However, we now know that information extracted from that study exaggerated the risk of HRT increasing a woman s chances of developing breast cancer and cardiovascular disease. As ACSH's Dr. Gilbert Ross explains, these increases were confined to women who had used HRT for more than five years and begun treatment later, extending its use often past age 60. In actuality, he adds, women who use the treatment at least the estrogen-only type, without progesterone for about two to four years at the onset of menopause may see a reduced risk of breast cancer.

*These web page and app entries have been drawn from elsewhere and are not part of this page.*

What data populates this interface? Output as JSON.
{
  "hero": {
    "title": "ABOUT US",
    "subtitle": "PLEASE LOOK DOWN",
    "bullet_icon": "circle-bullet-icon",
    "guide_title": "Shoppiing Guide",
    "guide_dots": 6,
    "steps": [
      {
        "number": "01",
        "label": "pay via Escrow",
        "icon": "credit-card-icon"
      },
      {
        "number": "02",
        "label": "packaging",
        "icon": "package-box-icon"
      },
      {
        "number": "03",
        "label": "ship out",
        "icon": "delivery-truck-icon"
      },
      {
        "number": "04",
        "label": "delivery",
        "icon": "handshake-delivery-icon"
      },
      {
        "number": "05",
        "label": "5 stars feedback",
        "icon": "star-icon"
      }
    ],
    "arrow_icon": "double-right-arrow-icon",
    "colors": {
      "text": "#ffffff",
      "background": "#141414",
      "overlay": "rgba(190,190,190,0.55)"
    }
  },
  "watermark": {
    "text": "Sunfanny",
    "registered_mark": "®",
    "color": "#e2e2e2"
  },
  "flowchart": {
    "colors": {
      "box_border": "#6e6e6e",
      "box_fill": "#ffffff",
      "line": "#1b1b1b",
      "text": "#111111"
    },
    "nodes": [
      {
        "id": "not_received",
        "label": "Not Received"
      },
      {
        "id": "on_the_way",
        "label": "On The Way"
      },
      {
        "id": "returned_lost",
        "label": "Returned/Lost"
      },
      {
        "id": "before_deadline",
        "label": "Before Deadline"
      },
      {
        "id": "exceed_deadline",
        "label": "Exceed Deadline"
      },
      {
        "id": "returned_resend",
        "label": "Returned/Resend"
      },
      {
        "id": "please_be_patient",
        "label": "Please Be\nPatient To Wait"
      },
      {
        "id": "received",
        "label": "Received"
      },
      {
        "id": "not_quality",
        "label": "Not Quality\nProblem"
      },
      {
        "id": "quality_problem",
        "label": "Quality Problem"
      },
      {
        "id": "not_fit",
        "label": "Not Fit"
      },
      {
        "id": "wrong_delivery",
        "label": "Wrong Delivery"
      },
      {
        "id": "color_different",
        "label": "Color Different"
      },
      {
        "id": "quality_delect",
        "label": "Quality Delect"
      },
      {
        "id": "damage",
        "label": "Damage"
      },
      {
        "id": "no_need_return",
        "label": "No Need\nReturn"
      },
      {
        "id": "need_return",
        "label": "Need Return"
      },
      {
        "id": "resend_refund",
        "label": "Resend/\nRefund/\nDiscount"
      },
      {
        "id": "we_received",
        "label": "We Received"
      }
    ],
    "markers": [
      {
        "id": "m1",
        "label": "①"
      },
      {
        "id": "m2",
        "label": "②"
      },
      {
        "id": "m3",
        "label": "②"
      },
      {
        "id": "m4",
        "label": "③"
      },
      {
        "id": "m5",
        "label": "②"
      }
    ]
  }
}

Now, a new study published in the journal Menopause further tips the balance in favor of HRT by confirming its well-known benefits to bone health. After analyzing data from over 50,000 women enrolled in Southern California Kaiser Permanente HMO plans, researchers from the University of Southern California found that women who discontinued HRT had a 55 percent increased risk of hip fracture, compared to women who continued on the hormone therapy.

As Dr. Ross points out, There s nothing better than hormone therapy for the relief of menopausal symptoms, and now we see more evidence not that any more was needed that it also drastically improves bone health. So that when such treatment is stopped, conditions like osteoporosis and hip fractures come back with a vengeance.

ACSH's Dr. Josh Bloom adds, I wish people had more carefully considered the risks and benefits of the treatment in 2002. The press had women so terrified of HRT, that most stopped immediately and now the fallout has become clearer, with many women being harmed.

Indeed, hip fractures are a major health concern over 300,000 cases are reported annually in the U.S. About a quarter of women who suffer such a fracture will die within a year, while another quarter will require long-term care and half will experience long-term loss of mobility.

This is a devastating condition, says Dr. Ross. "Menopausal women should be counseled about the potential benefits of the appropriate use of HRT for countering the effects of osteoporosis. Women who smoke, those with a family history of fracture, and especially those who have suffered previous bone fractures, are all at an increased risk for the condition, and should be especially aware of the benefits of hormone therapy.